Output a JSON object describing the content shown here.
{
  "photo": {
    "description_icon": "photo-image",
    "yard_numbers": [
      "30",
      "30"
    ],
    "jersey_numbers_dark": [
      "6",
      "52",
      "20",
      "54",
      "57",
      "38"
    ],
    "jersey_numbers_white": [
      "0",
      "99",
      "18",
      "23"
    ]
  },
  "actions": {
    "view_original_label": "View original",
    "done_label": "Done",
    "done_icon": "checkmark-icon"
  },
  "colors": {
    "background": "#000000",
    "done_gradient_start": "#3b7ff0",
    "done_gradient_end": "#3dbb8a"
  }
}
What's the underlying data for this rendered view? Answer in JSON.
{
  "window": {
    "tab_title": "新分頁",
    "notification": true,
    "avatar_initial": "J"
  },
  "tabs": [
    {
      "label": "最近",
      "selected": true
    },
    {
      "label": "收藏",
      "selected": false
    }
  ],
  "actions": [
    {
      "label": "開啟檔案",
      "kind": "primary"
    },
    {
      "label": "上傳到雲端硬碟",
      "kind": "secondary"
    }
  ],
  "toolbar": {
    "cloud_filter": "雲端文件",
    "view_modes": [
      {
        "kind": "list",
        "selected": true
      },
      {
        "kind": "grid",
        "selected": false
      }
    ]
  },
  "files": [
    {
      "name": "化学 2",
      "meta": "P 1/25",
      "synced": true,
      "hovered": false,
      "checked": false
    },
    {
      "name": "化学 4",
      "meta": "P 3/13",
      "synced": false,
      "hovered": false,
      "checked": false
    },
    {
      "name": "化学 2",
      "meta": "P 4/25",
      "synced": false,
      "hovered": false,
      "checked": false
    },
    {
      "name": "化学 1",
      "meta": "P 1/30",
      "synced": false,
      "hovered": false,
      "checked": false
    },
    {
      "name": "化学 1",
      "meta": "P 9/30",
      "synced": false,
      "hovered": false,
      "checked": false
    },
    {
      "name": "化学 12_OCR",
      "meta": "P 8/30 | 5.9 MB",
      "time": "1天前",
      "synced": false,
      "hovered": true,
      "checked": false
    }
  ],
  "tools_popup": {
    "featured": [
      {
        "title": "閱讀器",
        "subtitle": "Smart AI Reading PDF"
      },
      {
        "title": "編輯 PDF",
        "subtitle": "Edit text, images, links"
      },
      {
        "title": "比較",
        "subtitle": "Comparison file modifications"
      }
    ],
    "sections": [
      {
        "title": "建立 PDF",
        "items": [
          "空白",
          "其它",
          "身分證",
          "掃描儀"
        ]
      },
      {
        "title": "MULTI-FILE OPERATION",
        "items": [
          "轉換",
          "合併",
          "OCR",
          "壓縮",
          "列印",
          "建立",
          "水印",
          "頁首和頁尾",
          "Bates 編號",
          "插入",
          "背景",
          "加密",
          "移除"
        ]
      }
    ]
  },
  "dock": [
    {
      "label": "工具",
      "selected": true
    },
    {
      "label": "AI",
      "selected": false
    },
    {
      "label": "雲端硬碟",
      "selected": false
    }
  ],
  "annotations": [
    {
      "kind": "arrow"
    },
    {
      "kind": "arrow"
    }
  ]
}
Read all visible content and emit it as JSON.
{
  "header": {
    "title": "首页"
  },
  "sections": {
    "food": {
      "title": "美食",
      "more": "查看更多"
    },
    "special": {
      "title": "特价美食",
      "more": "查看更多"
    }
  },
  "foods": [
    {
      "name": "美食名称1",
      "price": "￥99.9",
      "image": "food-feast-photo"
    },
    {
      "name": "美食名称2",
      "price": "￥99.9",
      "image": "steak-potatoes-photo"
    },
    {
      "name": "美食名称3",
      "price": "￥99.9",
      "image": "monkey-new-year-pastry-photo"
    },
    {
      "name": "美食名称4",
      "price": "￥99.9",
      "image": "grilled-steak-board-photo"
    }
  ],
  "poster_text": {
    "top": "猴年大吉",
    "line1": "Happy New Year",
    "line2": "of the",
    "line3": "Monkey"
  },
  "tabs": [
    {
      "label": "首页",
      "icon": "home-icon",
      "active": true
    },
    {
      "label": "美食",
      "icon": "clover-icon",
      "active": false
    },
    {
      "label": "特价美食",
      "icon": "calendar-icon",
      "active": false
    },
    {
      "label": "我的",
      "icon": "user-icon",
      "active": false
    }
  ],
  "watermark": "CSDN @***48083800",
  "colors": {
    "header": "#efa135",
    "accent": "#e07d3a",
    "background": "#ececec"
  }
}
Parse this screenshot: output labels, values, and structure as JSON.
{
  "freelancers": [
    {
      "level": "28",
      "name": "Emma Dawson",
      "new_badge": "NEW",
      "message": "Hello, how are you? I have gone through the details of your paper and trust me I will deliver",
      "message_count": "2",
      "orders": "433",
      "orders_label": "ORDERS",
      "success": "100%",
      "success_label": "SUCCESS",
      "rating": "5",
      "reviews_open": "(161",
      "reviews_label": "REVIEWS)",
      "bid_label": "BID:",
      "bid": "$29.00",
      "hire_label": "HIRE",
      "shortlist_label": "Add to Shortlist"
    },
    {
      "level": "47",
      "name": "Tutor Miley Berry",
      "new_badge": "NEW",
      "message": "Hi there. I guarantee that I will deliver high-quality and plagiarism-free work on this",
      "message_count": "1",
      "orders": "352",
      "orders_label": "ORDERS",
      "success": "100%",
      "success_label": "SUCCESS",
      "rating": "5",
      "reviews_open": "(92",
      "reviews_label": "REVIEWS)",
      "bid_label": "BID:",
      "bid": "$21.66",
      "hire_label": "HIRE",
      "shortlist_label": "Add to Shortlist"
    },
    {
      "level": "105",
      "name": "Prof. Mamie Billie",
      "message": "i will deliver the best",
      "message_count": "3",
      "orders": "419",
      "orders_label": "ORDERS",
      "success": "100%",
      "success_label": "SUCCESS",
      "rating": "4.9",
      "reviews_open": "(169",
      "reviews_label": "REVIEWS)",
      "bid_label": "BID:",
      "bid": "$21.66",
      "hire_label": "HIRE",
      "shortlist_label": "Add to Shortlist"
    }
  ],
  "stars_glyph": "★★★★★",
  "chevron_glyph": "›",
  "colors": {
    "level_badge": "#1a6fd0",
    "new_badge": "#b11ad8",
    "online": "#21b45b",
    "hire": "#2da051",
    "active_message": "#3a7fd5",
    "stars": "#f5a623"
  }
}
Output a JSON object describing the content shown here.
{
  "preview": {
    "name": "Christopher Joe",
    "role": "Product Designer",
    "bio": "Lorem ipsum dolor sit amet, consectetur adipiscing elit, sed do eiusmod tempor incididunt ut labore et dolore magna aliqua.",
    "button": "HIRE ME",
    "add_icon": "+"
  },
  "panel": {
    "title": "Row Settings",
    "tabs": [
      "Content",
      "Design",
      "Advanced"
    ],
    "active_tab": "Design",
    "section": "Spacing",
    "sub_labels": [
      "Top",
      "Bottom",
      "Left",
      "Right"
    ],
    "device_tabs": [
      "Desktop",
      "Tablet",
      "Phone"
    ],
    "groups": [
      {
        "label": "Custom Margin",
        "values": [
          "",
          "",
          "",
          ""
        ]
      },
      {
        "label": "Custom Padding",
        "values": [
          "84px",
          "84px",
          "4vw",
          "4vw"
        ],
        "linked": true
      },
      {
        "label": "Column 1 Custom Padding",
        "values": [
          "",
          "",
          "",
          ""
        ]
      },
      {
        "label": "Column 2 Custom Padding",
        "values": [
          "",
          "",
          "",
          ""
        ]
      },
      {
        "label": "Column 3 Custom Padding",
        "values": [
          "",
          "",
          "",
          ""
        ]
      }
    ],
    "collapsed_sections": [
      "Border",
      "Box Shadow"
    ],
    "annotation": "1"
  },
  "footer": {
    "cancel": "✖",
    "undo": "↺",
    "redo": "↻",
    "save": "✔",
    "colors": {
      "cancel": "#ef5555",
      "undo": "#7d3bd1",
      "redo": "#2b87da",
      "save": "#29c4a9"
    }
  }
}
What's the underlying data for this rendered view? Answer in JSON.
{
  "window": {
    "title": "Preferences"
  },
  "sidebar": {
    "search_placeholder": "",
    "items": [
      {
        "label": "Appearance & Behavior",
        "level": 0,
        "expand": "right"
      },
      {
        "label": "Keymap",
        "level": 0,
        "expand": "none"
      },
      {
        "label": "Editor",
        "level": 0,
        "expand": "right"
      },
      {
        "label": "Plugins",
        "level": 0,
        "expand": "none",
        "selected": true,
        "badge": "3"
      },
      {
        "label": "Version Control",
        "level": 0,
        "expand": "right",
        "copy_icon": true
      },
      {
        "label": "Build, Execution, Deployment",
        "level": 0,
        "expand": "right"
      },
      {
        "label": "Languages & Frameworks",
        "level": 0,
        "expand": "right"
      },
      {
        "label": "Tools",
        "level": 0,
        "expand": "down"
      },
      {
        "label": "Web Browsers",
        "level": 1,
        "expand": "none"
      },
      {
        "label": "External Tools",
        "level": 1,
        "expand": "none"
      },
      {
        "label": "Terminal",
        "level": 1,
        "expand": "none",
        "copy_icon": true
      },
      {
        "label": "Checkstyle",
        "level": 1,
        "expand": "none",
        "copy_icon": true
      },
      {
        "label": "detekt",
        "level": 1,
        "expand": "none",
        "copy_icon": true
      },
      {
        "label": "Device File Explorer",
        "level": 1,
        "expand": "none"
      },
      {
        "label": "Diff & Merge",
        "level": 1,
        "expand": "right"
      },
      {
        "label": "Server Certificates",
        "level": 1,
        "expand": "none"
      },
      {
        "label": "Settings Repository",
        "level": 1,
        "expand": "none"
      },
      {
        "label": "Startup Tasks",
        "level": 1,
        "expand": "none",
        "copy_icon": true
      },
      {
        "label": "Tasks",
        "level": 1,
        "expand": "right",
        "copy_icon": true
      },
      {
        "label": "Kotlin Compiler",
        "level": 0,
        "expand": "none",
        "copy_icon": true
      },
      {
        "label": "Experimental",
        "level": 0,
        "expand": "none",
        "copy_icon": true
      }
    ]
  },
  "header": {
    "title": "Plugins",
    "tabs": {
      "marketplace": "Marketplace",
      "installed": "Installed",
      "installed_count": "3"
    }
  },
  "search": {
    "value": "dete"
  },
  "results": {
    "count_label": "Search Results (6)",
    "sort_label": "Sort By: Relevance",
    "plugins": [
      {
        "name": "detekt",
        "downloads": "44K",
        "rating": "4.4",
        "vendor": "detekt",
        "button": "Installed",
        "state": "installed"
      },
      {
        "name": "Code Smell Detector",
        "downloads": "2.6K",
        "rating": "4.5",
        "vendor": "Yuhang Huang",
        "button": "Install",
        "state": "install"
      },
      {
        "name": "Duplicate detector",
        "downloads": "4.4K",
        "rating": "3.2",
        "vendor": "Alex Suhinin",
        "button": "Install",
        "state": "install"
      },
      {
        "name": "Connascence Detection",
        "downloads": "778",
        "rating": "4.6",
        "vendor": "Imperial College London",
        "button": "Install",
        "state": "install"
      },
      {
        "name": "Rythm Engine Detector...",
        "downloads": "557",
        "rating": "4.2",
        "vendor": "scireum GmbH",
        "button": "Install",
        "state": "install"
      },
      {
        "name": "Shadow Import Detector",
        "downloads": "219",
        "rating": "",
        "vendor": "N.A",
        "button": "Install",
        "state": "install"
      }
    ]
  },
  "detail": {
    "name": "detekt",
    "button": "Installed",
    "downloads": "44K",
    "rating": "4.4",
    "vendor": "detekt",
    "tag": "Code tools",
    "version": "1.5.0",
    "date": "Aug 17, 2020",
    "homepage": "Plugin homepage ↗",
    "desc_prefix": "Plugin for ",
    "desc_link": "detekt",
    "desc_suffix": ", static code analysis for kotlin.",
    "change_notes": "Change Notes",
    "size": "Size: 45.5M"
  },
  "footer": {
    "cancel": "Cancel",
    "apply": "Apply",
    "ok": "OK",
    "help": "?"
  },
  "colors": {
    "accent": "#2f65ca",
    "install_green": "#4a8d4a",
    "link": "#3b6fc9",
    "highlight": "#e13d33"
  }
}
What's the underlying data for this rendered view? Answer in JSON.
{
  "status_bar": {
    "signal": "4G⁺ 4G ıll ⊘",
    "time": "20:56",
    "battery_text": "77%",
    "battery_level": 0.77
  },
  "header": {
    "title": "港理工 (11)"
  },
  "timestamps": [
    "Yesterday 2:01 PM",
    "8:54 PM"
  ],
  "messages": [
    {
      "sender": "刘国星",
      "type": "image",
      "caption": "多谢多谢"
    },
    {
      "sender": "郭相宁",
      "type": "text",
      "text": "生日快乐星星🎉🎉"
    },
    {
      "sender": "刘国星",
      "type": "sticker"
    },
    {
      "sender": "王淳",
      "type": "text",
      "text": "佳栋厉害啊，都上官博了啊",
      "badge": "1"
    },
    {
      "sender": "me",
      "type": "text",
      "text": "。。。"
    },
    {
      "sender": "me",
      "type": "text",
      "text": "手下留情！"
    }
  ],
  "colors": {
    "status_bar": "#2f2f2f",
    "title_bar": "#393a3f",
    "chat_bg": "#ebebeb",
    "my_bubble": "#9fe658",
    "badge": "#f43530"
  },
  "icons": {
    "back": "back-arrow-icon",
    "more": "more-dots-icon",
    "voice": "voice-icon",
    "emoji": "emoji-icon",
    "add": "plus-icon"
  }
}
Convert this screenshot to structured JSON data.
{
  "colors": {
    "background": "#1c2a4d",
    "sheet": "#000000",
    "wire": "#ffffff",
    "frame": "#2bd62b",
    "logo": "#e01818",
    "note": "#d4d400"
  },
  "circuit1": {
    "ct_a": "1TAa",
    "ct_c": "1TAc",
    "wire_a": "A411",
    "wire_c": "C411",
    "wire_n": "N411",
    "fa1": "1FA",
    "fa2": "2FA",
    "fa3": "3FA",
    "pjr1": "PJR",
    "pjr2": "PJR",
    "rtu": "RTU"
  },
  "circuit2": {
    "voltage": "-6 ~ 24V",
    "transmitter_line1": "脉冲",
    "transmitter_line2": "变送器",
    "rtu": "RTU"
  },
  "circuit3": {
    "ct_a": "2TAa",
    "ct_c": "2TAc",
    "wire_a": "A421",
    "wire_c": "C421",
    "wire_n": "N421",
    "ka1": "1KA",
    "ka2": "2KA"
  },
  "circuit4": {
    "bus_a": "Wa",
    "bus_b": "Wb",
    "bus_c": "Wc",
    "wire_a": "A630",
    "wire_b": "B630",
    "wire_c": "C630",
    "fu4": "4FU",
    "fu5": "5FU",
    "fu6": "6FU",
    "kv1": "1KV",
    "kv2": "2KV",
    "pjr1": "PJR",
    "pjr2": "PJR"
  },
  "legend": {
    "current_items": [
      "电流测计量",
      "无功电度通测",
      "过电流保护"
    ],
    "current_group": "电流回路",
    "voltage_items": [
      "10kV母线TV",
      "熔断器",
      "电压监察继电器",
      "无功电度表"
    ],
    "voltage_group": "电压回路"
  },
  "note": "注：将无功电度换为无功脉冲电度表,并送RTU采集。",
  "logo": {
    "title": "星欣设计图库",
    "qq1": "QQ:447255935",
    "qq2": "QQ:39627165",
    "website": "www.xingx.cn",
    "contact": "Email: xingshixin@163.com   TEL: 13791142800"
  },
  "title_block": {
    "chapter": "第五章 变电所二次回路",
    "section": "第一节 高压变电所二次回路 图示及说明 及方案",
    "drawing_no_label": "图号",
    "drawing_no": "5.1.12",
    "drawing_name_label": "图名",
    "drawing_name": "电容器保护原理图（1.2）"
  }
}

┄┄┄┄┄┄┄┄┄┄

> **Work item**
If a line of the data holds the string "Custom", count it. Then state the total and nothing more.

> **The completed task**
5